Personnel: Elvis Presley (vocals); Scotty Moore, Tommy Tedesco , Tiny Timbrell (guitar); Boots Randolph (saxophone); Floyd Cramer (piano); Frank Carlson, Buddy Harman (drums); The Carole Lombard Trio, The Jordanaires, The Jubilee Four (background vocals).
Recording information: Radio Recorders, Hollywood (06/10/1964-06/12/1964).

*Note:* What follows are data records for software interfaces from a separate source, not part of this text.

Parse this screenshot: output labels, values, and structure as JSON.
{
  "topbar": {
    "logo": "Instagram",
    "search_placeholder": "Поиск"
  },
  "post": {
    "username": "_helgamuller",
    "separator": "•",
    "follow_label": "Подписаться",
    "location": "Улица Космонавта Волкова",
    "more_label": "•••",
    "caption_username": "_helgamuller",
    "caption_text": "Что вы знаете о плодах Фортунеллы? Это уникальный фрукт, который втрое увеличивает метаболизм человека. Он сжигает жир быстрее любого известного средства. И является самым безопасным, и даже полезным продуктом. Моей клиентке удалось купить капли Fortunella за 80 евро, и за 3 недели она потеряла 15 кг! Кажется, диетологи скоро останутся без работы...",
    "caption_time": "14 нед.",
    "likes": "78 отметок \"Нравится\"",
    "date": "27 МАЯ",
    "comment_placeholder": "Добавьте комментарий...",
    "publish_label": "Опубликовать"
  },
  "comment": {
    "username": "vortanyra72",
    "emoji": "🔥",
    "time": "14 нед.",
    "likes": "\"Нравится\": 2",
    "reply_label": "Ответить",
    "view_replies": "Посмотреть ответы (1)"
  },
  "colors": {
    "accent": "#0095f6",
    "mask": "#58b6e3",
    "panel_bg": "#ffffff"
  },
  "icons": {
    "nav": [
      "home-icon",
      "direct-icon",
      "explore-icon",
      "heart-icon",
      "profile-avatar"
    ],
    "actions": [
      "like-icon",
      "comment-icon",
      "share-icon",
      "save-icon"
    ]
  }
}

Girl Happy sent Elvis Presley down to Fort Lauderdale for spring break -- a plot point celebrated in the soundtrack's "Spring Fever" and "Fort Lauderdale Chamber of Commerce," the songs that kick off this 1965 soundtrack. By this point, songs designed solely for a silver screen lark were standard practice on Elvis LPs, but the tunes on Girl Happy feel broader and goofier, or, to use a word often associated with Presley soundtracks, they feel like camp. There are a number of reasons for the transition, including Presley aging as a matinee star -- in 1965, he had been top-lining films for nine years -- but on sheer musical terms, it can be boiled down to Colonel Tom Parker demanding to own publishing, and RCA producers attempting to navigate the swiftly shifting tides of pop music in the mid-'60s. Nobody in the Elvis camp was ready to address the swinging sounds coming out of Britain, so the production of Girl Happy often winds up as an overly aggressive, ramped-up version of standard pre-Beatles pop, a decision that, when paired with the ridiculous songs, turns this record deeply dopey. "Do the Clam" bears the brunt of the record's retroactive derision, but that's only because it was a single: it's silly but spirited, a song that's beneath the gifts of Elvis but nevertheless has energy, as does another highlight here, "The Meanest Girl in Town." Girl Happy falls apart when the songwriters write to the screenplay and wind up with terrible beach-bikini bops, including the aforementioned Florida tunes, but those are both eclipsed by the dreadful "Wolf Call." The ballads don't fare much better, either, sinking down into a syrupy mess, an affliction that also befalls "Puppet on a String," a dainty throwaway that was nevertheless released as a 45 later in 1965 when RCA realized nothing on Harum Scarum could be salvaged as a single. So, as bad as Girl Happy is, things did get worse, and quickly, too. ~ Stephen Thomas Erlewine